=== Brief ===
Which lines of the entries below hold the word "JSON"? Report each of them.

++++ Records supplied

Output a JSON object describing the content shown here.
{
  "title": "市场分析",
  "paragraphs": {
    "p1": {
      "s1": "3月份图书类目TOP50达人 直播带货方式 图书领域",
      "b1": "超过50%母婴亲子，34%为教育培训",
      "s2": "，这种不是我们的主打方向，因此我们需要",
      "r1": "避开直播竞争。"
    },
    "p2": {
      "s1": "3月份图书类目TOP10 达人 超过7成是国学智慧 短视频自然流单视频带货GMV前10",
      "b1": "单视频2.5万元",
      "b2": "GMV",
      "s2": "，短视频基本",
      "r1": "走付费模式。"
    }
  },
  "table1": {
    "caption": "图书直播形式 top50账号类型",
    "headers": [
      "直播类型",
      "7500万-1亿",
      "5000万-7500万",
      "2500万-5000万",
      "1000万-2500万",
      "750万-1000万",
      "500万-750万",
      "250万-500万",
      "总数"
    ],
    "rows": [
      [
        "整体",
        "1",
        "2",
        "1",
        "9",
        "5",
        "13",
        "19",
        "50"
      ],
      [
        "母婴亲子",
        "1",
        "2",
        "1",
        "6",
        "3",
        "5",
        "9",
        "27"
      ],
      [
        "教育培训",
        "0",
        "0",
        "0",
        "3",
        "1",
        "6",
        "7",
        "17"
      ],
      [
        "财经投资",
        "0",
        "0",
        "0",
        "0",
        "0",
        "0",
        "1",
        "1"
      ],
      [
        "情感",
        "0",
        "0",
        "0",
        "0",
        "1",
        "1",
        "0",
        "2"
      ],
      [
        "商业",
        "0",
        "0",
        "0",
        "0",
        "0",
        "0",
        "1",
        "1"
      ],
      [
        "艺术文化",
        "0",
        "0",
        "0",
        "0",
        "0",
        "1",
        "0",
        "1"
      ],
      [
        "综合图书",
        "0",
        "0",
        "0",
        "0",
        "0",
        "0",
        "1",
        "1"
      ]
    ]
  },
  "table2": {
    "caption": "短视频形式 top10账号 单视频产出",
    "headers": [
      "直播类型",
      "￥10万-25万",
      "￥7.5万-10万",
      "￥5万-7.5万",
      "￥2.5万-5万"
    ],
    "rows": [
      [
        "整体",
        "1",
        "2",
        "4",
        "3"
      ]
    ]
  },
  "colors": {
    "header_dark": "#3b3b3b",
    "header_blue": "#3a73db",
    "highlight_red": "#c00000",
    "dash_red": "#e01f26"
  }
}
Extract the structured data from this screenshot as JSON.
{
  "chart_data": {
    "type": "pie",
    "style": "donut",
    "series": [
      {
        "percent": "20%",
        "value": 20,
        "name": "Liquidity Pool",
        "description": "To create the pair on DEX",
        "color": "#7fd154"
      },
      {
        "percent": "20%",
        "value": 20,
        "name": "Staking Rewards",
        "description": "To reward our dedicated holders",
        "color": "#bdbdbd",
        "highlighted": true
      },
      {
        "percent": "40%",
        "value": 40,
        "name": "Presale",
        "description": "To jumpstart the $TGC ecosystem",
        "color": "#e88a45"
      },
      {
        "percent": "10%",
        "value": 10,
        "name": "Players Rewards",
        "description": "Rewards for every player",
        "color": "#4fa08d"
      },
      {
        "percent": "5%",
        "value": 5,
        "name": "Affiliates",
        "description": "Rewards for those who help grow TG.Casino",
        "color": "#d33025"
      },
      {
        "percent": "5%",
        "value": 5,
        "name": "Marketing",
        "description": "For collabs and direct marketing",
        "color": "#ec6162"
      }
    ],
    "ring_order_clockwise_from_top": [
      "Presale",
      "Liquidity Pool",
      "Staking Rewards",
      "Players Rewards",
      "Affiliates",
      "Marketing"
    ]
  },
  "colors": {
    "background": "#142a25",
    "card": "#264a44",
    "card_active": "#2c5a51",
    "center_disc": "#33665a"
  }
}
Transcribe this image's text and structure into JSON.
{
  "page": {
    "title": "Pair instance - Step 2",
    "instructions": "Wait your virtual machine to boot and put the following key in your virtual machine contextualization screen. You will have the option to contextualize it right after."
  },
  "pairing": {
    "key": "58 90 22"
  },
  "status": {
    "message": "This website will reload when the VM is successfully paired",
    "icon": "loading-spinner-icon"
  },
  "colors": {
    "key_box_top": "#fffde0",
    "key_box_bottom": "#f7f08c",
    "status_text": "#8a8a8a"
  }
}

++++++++

=== Solution to the exercise ===
Output a JSON object describing the content shown here.
Extract the structured data from this screenshot as JSON.
Transcribe this image's text and structure into JSON.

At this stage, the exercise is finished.